The company says the therapeutic will fill an unmet need with a 12-week course of therapy for irritable bowel syndrome.
The more than 30 million Americans with irritable bowel syndrome (IBS) may soon have access to an established form of treatment in a brand-new mode of administration.
MetaMe Health, the prescription digital therapeutics-maker. recently announced a partnership with Indegene to commercialize a new digital therapeutic to treat abdominal pain associated with IBS. The smartphone app has already received authorization from the FDA.
Tim Rudolphi, MBA, the chief executive of metaMe, told Managed Healthcare Executive® that IBS is a good fit for this new type of therapy due to the large patient population.
“IBS is a condition with significant unmet needs for both patients and providers, which insurers (payers) understand,” he said. “Additionally, current drug therapies to treat IBS have side effects that limit utilization and are expensive.”

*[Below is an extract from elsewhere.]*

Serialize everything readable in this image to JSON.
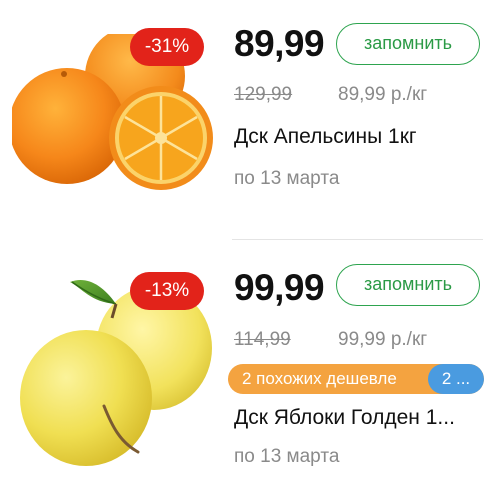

MetaMe’s prescription therapeutic is called Regulora. It is the first digital treatment to receive FDA authorization for the abdominal pain associated with IBS. Patients who are prescribed the therapeutic are instructed to download an app and use it to self-administer gut-directed hypnotherapy, an established form of treatment that until now had been administered in-person by specialized therapists, the company said.
A 2015 review article published in Alimentary Pharmacology & Therapeutics found a wide range of response rates for gut-directed hypnotherapy, from 24% to 73% in published studies. However, it found that 4 of the 5 studies of long-term use of the therapy found the benefits to be durable over time.
“Research shows that symptoms (of IBS) are mediated by a dysregulation of the sensory and motility signaling between the brain and the gut,” Rudolphi explained. “The bidirectional nervous system pathway between the brain and gut is a major contributor to IBS hypersensitivity and abdominal pain.”
Gut-directed hypnotherapy is designed to resolve the “miscommunication” between the brain and the gut, he said, resulting in reduced pain, normalized visceral sensation and decreased colonic contractions. It is also designed to quell negative thoughts related to IBS.
Rudolphi said the process of prescribing Regulora will look much like the process for any other prescription, except that the pharmacy will dispense an access code, rather than a bottle of pills.
“The physician writes the prescription and sends it off to the pharmacy,” he said. “The pharmacy will adjudicate with insurance, collect payment, and issue the access code. This code will unlock the app for the prescribed period of time,” he said.
In the case of Regulora, a standard course of treatment will be 12 weeks. The Regulora app is downloadable on the Android and Apple app stores, but he said patients will be unable to access it without a valid, nonexpired access code.
While the idea of smartphone-based therapy is convenient for patients, the novelty of the therapeutic class also creates hurdles, such as helping physicians understand the therapy and the technology behind it, and then convincing them to prescribe it.
MetaMe’s partnership with Indegene is designed to help clear those hurdles. Under the multiyear deal, Indegene will leverage its commercialization model toward physician- and patient-education efforts. Indegene also employs machine learning and artificial intelligence to help identify potential patients. In its press release announcing the partnership, MetaMe said the partnership will allow it to focus on developing therapies, while Indegene leads the way on commercialization.
Rudophi said he expects the product to launch later this year. When it does, he said it will likely be paid for with a one-time fee for the entire 12 weeks of therapy. He said he is optimistic payers will see the value of this new type of therapeutic option.
“Payers have been very receptive to this new treatment option in preliminary conversations,” he said.